Firewatch excels at creating and maintaining a depressing and devastating mood, even before you’re descending into ominous caves or racing through wildfire smoke. About halfway through the game, Henry’s standing in a lush grove of trees learning about the park from Delilah. Nothing’s really at stake yet, so you can listen to her and take in Firewatch’s soothing soundscape and dynamic, gorgeously animated environments. But a feeling starts to gnaw at you that none of this is going to turn out well. It’s a five-hour game, yet it took me a whole week to finish. Henry would reach the end of a day, and I would take a break, get up to make dinner, but everything just ached, my eyes felt heavy—it was the first time I played a video game that made me feel like that.
It’s silly that I bought a game because I was feeling depressed from a dream I had of someone I hadn’t seen for three years. Like, that’s the dumbest thing ever. But the people we fall in love with stick around, if only as the idealized version of them our brain invents because we don’t actually know what they were like. I know that Robin went camping instead of attending her graduation ceremony, but I had no idea she wanted to be a park ranger. I suppose I really don’t know that much about her. I keep thinking about when I left a movie at Cornell University’s theater and saw her tying her shoes in the lobby. And before I could say hi, she walked out of the door into the December night and disappeared up the cobblestone path. Dreams come and go, and she’ll likely pop up in another. I doubt I’ll ever meet her again, but I’ll think of her whenever I check the news and see that another wildfire’s moving through California. Now, at least, I have Firewatch, a really beautiful, profoundly upsetting game, and I’m immensely grateful for how this game has helped me through this rut. The next time I’m horribly, painfully depressed, it likely won’t be about Robin. There are plenty of other things, including nothing at all, to be depressed about. But when it comes, I can return to Firewatch, bring Henry back to Shoshone and maybe try to find that fucking pet turtle.
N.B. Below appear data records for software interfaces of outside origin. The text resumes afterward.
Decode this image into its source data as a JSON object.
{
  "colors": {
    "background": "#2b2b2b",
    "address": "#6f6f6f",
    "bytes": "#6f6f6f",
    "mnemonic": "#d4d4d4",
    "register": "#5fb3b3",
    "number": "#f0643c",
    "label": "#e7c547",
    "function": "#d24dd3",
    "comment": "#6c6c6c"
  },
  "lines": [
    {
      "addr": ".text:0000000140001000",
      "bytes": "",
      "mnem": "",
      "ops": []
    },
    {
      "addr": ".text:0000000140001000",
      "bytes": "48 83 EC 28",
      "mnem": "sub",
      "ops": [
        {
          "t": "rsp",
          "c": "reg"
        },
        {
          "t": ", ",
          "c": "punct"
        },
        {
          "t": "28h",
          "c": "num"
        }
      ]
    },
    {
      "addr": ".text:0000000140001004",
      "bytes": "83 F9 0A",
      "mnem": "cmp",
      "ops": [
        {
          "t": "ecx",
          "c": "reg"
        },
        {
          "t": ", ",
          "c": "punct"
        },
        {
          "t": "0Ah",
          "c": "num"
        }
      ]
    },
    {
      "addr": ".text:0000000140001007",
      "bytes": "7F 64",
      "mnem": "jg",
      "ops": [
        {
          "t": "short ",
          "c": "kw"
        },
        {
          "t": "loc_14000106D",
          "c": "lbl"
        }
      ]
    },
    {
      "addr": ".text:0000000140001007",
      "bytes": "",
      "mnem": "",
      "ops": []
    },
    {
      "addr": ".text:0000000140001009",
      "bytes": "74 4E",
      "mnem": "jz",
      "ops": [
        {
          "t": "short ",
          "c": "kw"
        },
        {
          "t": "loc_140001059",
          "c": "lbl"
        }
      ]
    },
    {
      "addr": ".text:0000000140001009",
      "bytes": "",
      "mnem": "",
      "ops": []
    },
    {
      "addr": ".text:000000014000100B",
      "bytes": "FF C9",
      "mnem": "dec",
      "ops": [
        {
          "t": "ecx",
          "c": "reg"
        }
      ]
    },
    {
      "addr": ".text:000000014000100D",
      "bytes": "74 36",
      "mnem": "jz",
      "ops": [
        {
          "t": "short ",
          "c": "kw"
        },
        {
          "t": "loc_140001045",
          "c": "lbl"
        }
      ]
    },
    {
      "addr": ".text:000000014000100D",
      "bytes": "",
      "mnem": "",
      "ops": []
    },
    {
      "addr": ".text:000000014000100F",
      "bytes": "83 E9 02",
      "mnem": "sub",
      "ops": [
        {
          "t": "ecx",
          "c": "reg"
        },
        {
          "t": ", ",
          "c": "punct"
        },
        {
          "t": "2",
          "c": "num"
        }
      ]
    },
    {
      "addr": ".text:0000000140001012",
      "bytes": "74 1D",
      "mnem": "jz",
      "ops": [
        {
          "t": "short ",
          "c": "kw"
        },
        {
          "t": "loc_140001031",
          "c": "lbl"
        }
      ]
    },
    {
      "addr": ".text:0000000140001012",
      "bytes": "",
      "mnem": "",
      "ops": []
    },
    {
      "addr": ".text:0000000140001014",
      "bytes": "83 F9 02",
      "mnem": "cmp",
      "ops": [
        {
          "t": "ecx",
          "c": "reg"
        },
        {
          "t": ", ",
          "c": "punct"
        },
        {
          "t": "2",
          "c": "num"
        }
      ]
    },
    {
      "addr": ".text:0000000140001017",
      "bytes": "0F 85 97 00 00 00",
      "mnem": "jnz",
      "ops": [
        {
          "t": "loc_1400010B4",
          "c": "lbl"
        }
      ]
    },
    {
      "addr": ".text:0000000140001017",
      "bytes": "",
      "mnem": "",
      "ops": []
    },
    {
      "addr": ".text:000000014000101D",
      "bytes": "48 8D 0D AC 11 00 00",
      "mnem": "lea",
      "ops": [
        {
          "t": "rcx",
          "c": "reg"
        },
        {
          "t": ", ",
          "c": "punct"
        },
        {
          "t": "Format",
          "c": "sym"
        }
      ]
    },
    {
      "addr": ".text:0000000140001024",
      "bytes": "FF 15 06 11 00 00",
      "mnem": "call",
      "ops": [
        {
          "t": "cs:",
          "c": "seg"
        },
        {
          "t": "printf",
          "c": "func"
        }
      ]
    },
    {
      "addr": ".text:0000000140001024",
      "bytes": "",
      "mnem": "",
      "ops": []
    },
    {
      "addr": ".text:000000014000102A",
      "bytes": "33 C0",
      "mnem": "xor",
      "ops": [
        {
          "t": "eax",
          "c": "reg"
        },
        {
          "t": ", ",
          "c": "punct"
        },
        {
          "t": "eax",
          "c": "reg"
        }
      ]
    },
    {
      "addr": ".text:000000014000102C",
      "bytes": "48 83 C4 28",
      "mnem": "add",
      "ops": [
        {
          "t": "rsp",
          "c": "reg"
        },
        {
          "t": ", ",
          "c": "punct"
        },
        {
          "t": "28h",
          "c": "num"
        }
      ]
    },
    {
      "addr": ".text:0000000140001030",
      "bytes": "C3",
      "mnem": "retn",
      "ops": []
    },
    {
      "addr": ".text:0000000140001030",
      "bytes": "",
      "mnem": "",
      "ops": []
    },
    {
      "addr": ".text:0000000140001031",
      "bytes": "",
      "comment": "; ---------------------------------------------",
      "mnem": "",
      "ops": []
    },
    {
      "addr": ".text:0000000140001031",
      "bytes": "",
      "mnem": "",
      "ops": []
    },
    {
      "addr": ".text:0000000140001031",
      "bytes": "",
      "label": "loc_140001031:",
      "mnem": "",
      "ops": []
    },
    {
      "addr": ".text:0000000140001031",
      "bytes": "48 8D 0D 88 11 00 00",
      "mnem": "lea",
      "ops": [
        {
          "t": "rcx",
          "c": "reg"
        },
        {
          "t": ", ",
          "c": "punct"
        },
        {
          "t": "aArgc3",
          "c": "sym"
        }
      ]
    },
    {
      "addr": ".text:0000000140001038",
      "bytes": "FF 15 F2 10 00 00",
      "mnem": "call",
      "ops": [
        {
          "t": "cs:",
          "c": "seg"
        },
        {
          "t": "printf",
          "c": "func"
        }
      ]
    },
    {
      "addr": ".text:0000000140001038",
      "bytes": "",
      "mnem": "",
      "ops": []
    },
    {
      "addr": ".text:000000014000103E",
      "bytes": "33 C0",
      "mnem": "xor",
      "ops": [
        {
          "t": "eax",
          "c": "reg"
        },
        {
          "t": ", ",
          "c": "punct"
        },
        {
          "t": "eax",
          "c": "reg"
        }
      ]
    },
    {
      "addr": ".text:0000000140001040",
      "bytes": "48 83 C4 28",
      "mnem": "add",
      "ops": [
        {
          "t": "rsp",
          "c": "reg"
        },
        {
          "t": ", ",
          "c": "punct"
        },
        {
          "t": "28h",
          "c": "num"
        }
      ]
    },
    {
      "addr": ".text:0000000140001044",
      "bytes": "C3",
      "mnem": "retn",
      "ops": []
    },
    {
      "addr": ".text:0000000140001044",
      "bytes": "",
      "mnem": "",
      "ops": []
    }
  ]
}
CLEMENT TYLER OBROPTA is a Culture editor at MAYDAY. He studied film and English at Ithaca College, and his work can also be found with Film Inquiry, The Slice, and Gen Z Critics. He also serves as photo editor with Wanderlust Journal.